Before it was an international incident, Israeli Prime Minister Benjamin Netanyahu's upcoming speech to Congress was just a twinkle in Louie Gohmert's eye. The conservative east Texas congressman has been sending letters to colleagues, asking for Netanyahu to be invited to address the people's House, for five years.
"We must provide the world an IMMEDIATE visual image that we still firmly stand with Israel by inviting Prime Minister Netanyahu to address a joint session of Congress," Gohmert wrote in 2010. "The symbolism of both sides of the aisle standing together applauding the Israeli Prime Minister would be powerful enough to send the message that friends may have disagreements, but they will still stand strongly with each other."
At that time, Gohmert didn't get much of a hearing from Speaker of the House Nancy Pelosi. Last week, when Speaker of the House John Boehner invited Netanyahu and sparked debate about whether he was using a foreign leader to browbeat President Obama over Iran, Gohmert's spadework was not mentioned. On Friday, speaking to Iowa radio host Simon Conway, Representative Steve King praised Boehner while sharing some of the credit. Gohmert, the guy who'd just challenged Boehner for the gavel, had the idea first.
"Louie's been sending letters about this for years," said King.
Whatever Boehner says about Netanyahu, he cannot match the ardor of Gohmert. He's described the prime minister as a new King David, a figure of historical and religious import.
"I told the prime minister," Gohmert recalled this month at a Tea Party convention, "I said, 'I mentioned this to you in 2009'—we met a couple of times since then, but anyway—'I mentioned this to you in 2009 and I want to reiterate it, I think, I’m not a prophet, I know the Old Testament, I know history, I think you’ve got a chance to be one of Israel’s great leaders.'"
But there is no hogging of credit in the House. "A number of Members have suggested inviting the prime minister," wrote Boehner spokesman Michael Steel in an e-mail. "That’s one of many reasons we are glad he is coming."
After Tuesday morning's meeting of the House Republican conference, Gohmert passed up the chance to take full credit for the foreign visit.

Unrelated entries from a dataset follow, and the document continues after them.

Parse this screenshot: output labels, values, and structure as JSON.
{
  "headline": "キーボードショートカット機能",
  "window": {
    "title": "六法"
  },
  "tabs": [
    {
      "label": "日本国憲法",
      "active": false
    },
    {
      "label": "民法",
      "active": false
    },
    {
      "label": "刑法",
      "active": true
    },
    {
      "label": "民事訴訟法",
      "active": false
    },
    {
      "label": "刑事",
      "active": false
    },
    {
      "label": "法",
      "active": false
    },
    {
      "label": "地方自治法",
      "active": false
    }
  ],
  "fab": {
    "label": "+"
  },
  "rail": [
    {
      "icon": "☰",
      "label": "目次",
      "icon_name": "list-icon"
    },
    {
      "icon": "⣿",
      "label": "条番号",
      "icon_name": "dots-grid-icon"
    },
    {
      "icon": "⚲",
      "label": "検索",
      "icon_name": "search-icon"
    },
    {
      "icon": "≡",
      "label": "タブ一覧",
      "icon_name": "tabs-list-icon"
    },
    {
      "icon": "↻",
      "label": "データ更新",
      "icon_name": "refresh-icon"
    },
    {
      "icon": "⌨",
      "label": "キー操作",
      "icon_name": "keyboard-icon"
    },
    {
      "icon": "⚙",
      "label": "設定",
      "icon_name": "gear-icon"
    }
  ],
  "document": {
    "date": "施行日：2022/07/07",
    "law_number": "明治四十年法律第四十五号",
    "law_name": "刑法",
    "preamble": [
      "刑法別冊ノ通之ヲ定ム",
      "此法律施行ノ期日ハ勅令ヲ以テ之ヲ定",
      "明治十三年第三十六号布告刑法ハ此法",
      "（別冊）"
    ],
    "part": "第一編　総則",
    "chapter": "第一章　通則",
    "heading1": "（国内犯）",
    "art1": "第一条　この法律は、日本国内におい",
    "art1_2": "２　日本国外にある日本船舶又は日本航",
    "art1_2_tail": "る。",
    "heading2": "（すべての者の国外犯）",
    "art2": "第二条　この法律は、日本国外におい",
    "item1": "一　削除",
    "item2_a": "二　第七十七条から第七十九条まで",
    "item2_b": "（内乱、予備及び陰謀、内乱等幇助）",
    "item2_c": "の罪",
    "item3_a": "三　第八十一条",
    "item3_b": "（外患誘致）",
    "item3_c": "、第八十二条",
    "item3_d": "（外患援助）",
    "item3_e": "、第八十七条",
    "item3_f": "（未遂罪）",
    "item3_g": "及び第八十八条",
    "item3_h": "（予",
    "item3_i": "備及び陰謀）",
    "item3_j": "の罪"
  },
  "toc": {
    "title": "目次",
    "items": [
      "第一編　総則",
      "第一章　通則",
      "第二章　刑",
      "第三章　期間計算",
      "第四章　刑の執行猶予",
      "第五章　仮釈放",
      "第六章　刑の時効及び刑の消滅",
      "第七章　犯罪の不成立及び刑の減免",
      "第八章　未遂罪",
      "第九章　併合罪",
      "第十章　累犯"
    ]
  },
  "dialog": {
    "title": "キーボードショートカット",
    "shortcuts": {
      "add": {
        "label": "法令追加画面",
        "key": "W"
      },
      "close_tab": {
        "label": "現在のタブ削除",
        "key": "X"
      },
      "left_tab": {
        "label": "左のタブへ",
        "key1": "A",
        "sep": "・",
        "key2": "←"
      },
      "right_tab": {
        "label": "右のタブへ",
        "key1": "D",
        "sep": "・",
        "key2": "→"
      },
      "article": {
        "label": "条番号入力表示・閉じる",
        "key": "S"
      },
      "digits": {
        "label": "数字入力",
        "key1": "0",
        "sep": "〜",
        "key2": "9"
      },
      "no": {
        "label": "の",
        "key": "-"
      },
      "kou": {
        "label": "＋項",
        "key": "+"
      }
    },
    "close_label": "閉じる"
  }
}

"John Boehner deserves all the credit," said Gohmert, before asking me to move away the elevator door so he could leave.